· Registered
Joined
·
4,015 Posts
Does anyone know if there is a Mahler tradition that would somehow be based on the way Mahler himself conducted the pieces? Could there somehow be a weighty tradition that Mengelberg, a friend of Mahler, would have established at the Concertgebouw?
My money would be on Mengelberg. He started the Mahler tradition in Amsterdam and performed all of his symphonies in 1920 during the first "Mahler Festival". His annotated scores are a valuable source of information for performance, since some have been used by Mahler himself, and contain his markings.
Mengelberg tried to promote Mahler's music at a time when it was at its most unpopular, not only in Amsterdam but also in New York. Unfortunately we only have recordings of the 4th symphony, the adagietto of the 5th and the Lieder eines Fahrenden Gesellen. But I'm convinced that the famous 1939 4th is as closest to Mahler's style as one can get, closer than Walther's or Klemperer's.
 

· Registered
Joined
·
5 Posts
My money would be on Mengelberg. He started the Mahler tradition in Amsterdam and performed all of his symphonies in 1920 during the first "Mahler Festival". His annotated scores are a valuable source of information for performance, since some have been used by Mahler himself, and contain his markings.
Mengelberg tried to promote Mahler's music at a time when it was at its most unpopular, not only in Amsterdam but also in New York. Unfortunately we only have recordings of the 4th symphony, the adagietto of the 5th and the Lieder eines Fahrenden Gesellen. But I'm convinced that the famous 1939 4th is as closest to Mahler's style as one can get, closer than Walther's or Klemperer's.
Coincidentally, I just watched the Blu-ray of Chailly's Mahler 6. In a bonus interview, he's asked why his Mahler interpretations had changed so much from his earlier Concertgebouw recordings. He said that before he had felt the weight of tradition and the necessity of following Mengelberg's lead, and he no longer did so. As it happens, I don't respond at all to his earlier, highly praised cycle (Hurwitz ranked it No. 1), but I Iike what I've heard in his Leipzig video recordings.
 

· Banned

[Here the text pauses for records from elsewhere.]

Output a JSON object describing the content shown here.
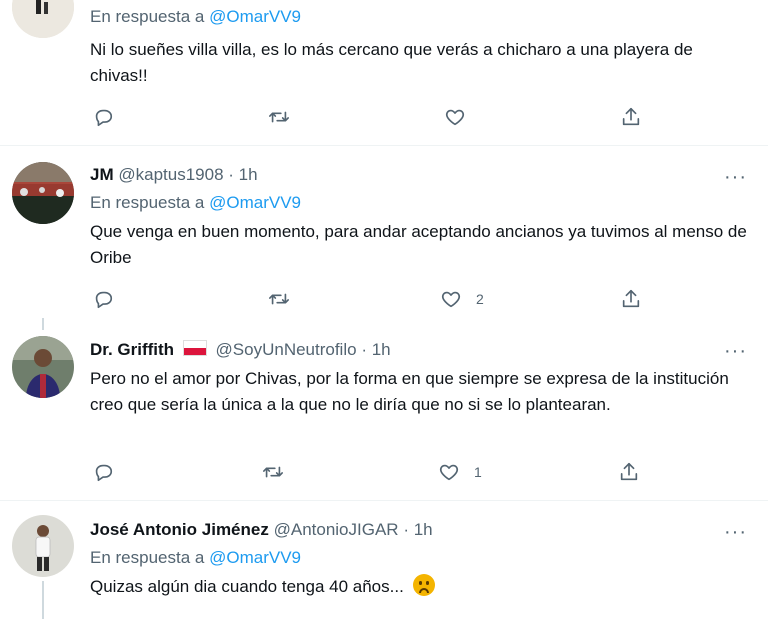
{
  "tweets": [
    {
      "reply_prefix": "En respuesta a",
      "reply_to": "@OmarVV9",
      "text": "Ni lo sueñes villa villa, es lo más cercano que verás a chicharo a una playera de chivas!!",
      "actions": {
        "reply": "",
        "retweet": "",
        "like": "",
        "share": ""
      }
    },
    {
      "name": "JM",
      "handle": "@kaptus1908",
      "dot": "·",
      "time": "1h",
      "more": "···",
      "reply_prefix": "En respuesta a",
      "reply_to": "@OmarVV9",
      "text": "Que venga en buen momento, para andar aceptando ancianos ya tuvimos al menso de Oribe",
      "actions": {
        "reply": "",
        "retweet": "",
        "like": "2",
        "share": ""
      }
    },
    {
      "name": "Dr. Griffith",
      "handle": "@SoyUnNeutrofilo",
      "dot": "·",
      "time": "1h",
      "more": "···",
      "text": "Pero no el amor por Chivas, por la forma en que siempre se expresa de la institución creo que sería la única a la que no le diría que no si se lo plantearan.",
      "actions": {
        "reply": "",
        "retweet": "",
        "like": "1",
        "share": ""
      }
    },
    {
      "name": "José Antonio Jiménez",
      "handle": "@AntonioJIGAR",
      "dot": "·",
      "time": "1h",
      "more": "···",
      "reply_prefix": "En respuesta a",
      "reply_to": "@OmarVV9",
      "text": "Quizas algún dia cuando tenga 40 años...",
      "emoji": "sad-face"
    }
  ],
  "icons": {
    "reply": "reply-icon",
    "retweet": "retweet-icon",
    "like": "heart-icon",
    "share": "share-icon",
    "more": "more-icon"
  },
  "colors": {
    "link": "#1d9bf0",
    "secondary": "#536471",
    "text": "#0f1419",
    "divider": "#eff3f4"
  }
}
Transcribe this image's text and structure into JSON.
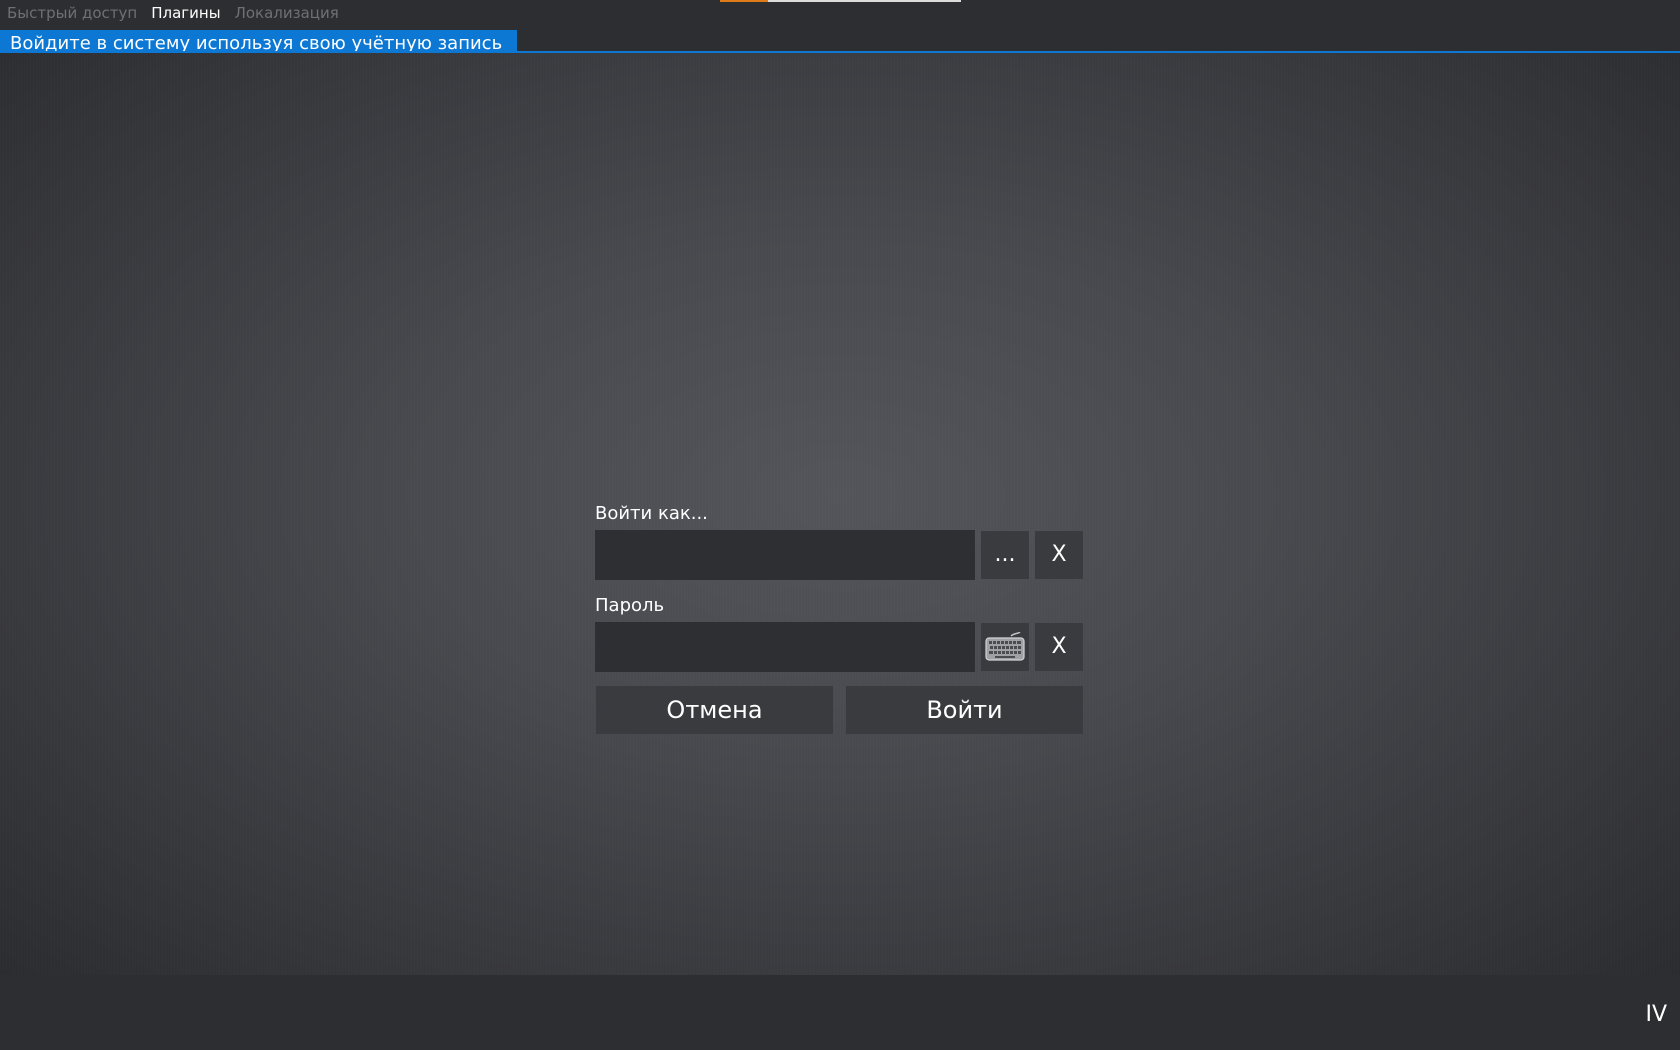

Debussy, Mahler, Strauss, Sibelius, Bartók
Joined
·
6,562 Posts
Discussion Starter · #49 ·
I received the Gabriel Feltz symphony box set today and it looks quite nice I must say. The 14 CDs are housed in a clamshell case with CD sleeves. Each CD sleeve has the original issued cover art, so this was a nice touch. I'm not sure when I'll even be able to get around to this box set as my backlog is quite vast at this juncture.
 
41 - 50 of 50 Posts
Top